What You Should Always Do
- Use your horn ALL the time, especially when overtaking other road users, passing people, animals, your driving mates, and when driving through intersections. The horn exists not to tell people that you’re frustrated with them. Instead, it’s a safety tool for communicating with other road users.
- Keep your distance from your mates and other road users!!! Not only does this help to avoid accidents, but it means that you’re not taking in a face full of grit thrown up by the bike in front of you, nor a lungful of exhaust fumes. Your vision is improved, you won’t pressure your mates, and you will have much more time to react appropriately should the road user in front of you make a sudden stop.
- Give way to anyone or anything that is in front of you.
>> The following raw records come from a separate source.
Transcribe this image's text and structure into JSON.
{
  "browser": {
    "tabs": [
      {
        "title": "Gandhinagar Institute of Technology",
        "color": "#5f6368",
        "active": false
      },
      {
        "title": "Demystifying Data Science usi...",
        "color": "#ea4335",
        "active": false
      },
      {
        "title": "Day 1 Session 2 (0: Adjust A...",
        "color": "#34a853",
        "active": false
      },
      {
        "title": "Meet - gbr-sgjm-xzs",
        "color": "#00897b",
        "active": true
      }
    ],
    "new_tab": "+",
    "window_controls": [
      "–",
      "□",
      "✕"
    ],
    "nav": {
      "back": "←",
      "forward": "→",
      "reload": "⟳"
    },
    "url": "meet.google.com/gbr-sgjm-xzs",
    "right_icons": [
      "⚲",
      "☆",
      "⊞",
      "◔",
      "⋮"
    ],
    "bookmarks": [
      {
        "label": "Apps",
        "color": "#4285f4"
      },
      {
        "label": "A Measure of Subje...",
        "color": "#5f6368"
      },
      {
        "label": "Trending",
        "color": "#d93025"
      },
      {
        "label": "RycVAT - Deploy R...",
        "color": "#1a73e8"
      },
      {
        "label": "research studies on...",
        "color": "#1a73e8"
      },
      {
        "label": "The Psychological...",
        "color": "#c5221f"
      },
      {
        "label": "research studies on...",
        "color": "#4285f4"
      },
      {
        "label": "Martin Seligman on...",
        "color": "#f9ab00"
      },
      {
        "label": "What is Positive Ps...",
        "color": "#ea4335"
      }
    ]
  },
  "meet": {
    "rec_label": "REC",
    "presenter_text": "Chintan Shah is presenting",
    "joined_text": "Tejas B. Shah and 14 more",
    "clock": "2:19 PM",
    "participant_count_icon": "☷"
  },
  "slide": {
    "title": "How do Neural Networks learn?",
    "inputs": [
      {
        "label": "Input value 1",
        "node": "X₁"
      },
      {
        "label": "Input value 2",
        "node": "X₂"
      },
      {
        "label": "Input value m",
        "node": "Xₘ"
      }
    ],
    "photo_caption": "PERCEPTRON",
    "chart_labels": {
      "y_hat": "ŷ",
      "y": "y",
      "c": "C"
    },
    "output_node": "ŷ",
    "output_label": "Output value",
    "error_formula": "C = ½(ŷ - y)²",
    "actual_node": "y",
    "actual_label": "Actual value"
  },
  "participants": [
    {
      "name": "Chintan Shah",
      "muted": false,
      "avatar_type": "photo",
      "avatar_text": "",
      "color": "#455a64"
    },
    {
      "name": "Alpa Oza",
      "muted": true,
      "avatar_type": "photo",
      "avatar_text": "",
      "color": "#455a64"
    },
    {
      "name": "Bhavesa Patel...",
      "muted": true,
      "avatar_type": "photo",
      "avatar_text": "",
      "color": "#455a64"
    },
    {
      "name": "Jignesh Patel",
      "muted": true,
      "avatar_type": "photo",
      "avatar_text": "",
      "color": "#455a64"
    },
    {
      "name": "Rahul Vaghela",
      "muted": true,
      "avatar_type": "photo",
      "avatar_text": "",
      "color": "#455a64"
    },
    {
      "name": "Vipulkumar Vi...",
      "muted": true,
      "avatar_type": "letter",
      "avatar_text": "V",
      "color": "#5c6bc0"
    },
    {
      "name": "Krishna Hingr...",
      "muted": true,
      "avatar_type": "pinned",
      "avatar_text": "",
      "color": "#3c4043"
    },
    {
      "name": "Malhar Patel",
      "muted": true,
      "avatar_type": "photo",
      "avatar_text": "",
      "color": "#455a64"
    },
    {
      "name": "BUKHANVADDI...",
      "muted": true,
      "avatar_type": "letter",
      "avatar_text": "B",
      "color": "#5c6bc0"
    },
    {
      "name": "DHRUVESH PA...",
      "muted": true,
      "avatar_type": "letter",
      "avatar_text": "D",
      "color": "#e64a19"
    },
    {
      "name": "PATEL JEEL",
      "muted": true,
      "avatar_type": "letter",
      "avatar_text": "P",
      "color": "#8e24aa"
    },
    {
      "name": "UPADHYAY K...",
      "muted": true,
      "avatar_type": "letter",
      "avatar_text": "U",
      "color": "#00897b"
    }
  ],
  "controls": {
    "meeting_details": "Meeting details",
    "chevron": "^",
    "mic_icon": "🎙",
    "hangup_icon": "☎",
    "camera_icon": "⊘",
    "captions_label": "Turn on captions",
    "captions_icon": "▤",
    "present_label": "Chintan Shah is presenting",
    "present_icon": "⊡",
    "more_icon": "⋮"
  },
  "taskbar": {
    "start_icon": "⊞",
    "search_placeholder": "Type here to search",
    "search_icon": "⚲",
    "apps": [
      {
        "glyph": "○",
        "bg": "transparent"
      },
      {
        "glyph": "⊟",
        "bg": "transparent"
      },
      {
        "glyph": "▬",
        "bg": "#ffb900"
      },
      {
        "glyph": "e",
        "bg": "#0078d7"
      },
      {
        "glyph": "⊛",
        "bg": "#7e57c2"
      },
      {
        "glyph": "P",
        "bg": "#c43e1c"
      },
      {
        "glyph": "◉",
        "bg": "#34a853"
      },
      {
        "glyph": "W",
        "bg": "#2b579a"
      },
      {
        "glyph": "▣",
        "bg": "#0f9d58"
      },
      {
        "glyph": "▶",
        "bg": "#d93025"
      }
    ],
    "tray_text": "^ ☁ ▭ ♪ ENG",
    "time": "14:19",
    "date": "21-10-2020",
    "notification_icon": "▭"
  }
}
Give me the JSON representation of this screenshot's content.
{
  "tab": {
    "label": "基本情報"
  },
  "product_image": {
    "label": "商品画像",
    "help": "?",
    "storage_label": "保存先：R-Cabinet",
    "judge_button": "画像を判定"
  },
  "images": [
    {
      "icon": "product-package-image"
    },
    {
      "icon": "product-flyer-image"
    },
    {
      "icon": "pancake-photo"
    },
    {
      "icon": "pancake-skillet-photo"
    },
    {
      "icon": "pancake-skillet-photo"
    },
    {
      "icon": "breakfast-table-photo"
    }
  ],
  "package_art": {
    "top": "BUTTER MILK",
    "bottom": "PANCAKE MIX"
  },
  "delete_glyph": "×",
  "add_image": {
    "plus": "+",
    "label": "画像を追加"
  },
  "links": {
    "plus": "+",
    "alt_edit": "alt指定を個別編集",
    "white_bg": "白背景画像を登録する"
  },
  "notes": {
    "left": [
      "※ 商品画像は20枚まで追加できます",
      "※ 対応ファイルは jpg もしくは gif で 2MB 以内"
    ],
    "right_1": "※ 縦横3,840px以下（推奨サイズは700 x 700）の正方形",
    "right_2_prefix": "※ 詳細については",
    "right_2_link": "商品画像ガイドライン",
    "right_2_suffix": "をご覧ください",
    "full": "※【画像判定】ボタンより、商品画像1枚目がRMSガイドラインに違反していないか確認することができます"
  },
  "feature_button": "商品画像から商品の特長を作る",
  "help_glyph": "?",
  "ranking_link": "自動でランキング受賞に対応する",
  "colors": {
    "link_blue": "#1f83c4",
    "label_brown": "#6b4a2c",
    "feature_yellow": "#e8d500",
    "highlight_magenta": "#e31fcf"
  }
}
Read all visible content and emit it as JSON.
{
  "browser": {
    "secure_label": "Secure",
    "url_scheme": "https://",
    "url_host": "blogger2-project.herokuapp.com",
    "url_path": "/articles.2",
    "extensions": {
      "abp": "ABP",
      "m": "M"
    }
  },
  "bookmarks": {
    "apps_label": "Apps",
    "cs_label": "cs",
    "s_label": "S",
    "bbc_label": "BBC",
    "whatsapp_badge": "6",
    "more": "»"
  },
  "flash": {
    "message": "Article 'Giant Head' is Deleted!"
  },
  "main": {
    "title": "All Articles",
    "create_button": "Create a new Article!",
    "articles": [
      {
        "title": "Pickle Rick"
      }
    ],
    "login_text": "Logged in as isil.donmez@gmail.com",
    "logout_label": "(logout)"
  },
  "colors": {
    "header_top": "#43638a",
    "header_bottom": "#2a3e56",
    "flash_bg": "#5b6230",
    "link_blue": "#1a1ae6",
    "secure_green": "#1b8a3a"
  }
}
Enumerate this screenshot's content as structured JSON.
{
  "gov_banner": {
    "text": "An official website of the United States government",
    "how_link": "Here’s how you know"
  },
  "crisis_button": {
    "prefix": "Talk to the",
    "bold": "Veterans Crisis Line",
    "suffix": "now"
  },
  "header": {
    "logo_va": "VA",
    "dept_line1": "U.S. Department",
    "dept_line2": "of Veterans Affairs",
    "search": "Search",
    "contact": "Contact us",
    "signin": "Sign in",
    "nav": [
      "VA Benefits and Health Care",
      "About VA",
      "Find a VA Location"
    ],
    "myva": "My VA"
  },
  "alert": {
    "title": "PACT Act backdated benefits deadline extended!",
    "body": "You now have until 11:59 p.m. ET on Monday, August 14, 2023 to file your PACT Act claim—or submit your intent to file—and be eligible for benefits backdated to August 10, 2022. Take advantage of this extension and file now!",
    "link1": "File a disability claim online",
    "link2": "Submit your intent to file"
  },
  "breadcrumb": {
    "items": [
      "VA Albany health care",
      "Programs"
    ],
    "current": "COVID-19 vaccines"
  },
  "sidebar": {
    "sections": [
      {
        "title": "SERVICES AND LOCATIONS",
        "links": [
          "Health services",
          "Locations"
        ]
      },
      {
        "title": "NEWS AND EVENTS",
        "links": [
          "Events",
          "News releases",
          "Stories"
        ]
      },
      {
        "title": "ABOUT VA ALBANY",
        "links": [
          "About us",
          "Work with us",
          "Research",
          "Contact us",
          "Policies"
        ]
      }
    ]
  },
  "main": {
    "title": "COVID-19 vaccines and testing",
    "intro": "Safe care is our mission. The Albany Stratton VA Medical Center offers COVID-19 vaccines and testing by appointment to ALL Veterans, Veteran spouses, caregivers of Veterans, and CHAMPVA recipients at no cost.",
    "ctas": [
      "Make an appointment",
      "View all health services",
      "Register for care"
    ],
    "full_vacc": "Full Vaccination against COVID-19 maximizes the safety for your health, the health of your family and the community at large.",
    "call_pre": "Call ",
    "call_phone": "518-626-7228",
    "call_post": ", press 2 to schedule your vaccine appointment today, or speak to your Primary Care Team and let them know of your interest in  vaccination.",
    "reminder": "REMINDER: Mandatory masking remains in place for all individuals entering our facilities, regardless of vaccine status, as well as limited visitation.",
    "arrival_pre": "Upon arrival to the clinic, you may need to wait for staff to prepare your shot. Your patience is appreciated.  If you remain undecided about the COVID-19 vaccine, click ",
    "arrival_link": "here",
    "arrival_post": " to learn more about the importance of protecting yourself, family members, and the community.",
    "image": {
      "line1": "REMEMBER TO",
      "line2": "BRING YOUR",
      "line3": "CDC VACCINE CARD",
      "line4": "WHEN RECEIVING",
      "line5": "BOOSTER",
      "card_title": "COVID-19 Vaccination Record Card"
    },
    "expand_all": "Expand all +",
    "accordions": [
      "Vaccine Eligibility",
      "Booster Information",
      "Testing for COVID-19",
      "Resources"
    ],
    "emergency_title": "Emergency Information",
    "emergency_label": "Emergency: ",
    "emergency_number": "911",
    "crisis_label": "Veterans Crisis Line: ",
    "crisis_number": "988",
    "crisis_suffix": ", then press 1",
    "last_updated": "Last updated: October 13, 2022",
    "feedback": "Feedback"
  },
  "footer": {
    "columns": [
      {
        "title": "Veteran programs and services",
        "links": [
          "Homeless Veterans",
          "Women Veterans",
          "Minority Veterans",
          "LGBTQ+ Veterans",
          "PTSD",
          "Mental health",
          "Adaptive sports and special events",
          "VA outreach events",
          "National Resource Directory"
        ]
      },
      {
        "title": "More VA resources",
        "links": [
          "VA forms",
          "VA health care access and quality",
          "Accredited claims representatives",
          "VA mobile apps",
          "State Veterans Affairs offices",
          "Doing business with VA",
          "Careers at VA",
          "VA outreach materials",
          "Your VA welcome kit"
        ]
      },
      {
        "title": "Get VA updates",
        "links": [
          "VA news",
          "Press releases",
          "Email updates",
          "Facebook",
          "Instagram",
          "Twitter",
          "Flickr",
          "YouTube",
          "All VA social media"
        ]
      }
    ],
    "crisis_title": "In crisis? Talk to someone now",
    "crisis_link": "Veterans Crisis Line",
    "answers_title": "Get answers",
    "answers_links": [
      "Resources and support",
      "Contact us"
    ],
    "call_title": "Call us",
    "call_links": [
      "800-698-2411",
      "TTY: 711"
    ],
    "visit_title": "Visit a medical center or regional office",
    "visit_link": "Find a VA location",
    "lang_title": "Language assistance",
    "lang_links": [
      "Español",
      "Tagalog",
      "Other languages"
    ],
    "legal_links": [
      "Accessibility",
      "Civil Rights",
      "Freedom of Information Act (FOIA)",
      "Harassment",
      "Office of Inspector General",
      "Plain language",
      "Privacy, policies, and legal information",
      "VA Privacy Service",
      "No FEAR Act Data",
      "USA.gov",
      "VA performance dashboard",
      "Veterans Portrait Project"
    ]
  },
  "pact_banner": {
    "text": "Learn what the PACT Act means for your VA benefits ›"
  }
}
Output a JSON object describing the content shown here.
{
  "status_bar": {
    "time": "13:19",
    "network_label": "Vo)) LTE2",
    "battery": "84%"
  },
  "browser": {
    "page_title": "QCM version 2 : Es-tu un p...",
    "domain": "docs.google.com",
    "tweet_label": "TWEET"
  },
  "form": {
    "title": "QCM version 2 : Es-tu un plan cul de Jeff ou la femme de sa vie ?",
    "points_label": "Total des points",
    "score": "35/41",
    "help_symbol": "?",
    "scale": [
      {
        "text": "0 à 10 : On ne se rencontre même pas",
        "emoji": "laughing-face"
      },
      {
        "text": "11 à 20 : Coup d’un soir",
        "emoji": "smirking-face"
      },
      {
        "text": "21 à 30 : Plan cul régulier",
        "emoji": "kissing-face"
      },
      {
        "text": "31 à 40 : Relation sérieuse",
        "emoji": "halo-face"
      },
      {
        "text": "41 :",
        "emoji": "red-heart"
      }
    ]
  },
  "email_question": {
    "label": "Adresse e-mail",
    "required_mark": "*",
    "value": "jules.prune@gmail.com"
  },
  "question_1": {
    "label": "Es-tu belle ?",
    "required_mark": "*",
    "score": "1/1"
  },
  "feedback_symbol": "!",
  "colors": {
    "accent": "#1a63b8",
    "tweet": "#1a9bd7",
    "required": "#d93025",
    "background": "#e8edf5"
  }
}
You are responsible for not hitting anything in front of you, even if that person or thing has cut in front of you. If it’s in front, it’s in the right as far as Vietnamese, Laotian and Indian traffic systems are concerned.
- Always low down while driving through populated areas or zones of unpredictability, such as an intersection, an adjacent pig and buffalo etc. Just slow down whenever things get uncertain so that you’re ready to make timely and effective evasive action should you need to.
- View every human or animal on or near the road as a potential accident victim. Look out for bikes that have slowed down and look like they are about to turn and kids running away from you with their backs turned. Be particularly wary of kids playing games like soccer or badminton on the pavement or at the side of the road. Watch out for pigeons (they can fly up into your face), cows and buffaloes, and children running away from you on the side of the road (they might suddenly cut onto the road). Be especially wary of calves as one cry from the mother cow, and they could bolt across the road. Don’t be startled by chickens or cats. They are very soft and don’t pose a problem. However, dogs, pigs and goats may break your suspension and send you over the handlebars, so keep an eye on them and use your horn. Buffaloes, however, are much more solid and will take you out, so try another strategy!
- Remember that larger, moving vehicles often hide other road users behind them, which can cause havoc if you make false assumptions at intersections when blindly cutting in front of the larger vehicles, either travelling parallel or at right angles to you. Get in the habit of looking under oncoming vehicles.
- If crossing a busy intersection, move into another vehicle’s ‘down traffic’ side. The vehicle’s ‘traffic shadow’ will buffer you against other traffic, and you can then cross with ease.
What You Should Never Do
- Take your helmet off while riding.
- Drive faster than the speed dictated by the guide.
- Pass vehicles on the inside.
- Ignore your horn.
- Go wide in a blind corner.
- Drink alcohol while riding.
- Ride fast in wet conditions.
- Turn abruptly. Instead, make long, curved turns.